However, the inherited tenant can also come with complications. An acquired tenant who is not paying their rent, is otherwise violating their lease, or who is causing other problems can mean early headaches on a newly purchased property. This tenant who came with the property was not of your choosing, and so you never know what sort of tenant you are going to get. With a problem tenant, you will have to make the effort to rectify non-payment or other violations, or to proceed through the eviction process. Even with a non-renewal at the end of the term, you will have to work around one tenant moving out while you make preparations for a new one to move in. This can cost you time and energy if your inherited tenant is not working out.
How good of a deal are you getting?

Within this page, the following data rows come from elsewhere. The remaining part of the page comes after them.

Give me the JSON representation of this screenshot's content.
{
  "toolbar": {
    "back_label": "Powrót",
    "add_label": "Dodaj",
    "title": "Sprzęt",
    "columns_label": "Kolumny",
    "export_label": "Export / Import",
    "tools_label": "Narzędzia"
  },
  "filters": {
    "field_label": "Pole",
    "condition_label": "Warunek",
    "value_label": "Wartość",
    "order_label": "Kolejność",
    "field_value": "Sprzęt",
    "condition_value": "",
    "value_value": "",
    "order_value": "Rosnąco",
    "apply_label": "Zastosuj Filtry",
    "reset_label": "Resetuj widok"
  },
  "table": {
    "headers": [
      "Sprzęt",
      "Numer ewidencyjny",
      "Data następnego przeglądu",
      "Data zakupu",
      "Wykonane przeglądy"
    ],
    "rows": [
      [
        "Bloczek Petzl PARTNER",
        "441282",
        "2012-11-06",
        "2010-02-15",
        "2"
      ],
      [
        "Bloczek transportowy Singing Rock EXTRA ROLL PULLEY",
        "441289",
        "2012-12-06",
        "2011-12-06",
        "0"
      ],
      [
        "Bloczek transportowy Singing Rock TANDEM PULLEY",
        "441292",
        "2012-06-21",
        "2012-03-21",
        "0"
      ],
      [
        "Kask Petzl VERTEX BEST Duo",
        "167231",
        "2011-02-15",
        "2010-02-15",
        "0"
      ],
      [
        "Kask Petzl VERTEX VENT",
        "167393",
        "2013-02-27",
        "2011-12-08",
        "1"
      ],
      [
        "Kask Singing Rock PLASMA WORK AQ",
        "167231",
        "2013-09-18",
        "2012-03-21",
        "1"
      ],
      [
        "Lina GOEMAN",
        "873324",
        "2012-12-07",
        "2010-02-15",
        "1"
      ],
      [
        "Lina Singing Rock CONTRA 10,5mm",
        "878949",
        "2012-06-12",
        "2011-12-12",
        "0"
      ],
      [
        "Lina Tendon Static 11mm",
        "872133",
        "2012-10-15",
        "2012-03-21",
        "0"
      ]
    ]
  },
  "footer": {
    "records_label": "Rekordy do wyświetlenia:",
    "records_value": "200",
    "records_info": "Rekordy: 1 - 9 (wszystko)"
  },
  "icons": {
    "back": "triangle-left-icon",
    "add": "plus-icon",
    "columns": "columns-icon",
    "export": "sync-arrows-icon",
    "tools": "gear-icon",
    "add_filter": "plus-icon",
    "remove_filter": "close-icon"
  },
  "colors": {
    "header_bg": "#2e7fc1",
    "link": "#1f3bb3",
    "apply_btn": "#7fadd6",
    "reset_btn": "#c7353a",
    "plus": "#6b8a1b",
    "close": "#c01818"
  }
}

Will your profit margins on this property be enough to offset costs that you will have to expend in the worst case scenario? If not, are you willing to risk a financial hit to remove your inherited tenant if necessary? Don’t forget that your time and effort also have a value, so consider these costs as you negotiate your purchase.
What do you know about the inherited tenants?
Ask yourself, if you encountered the current tenants as applicants for your property, would you rent to them? If not, remember that you cannot simply get rid of these tenants for personal reasons. The current lease in place must be followed, and you will be restricted by those terms.
How is the inherited paperwork?
Take a good look at the lease agreement that is already in place. If you have owned other properties, you know the value of an airtight, comprehensive lease that covers every possible situation. Does the lease that is in place address all of the details it should? Or will the existing arrangement make it hard for you to reprimand the inherited tenant if they are creating issues.
Is the unit affordable?
Be sure to research comparable properties; not just for the purchase price that you will pay for the property, but also for nearby rentals. Is the rent for the unit that you will purchase priced properly? This will matter more if the existing lease will be in place for several more months, or if the property you are purchasing has multiple underpriced units. If the rental is underpriced, factor that into your costs.
In some markets, housing prices have been on the rise, making it harder to afford real estate investments. Consider different options for your dollar. Sometimes a multiplex is a better investment, because of the opportunity to take advantage of multiple returns on your investment at once. Having a tenant already placed may help you qualify for your mortgage more easily, especially for those loans that are harder to get, as it shows that a portion of the monthly payment is already provided for.
State and local laws must always be kept in mind in acquisition tenant situations. Some state laws will favor the inherited tenant, while others give the landlord more wiggle room in this situation. This makes having an acquired tenant easier in some locations than others. Use this knowledge to help inform whether an inherited tenant is for you.
Now that you know about the tenants you may have just inherited or whether you should buy a property with current tenants, join us for our August Webinar for a Q&A about Acquisition Tenants!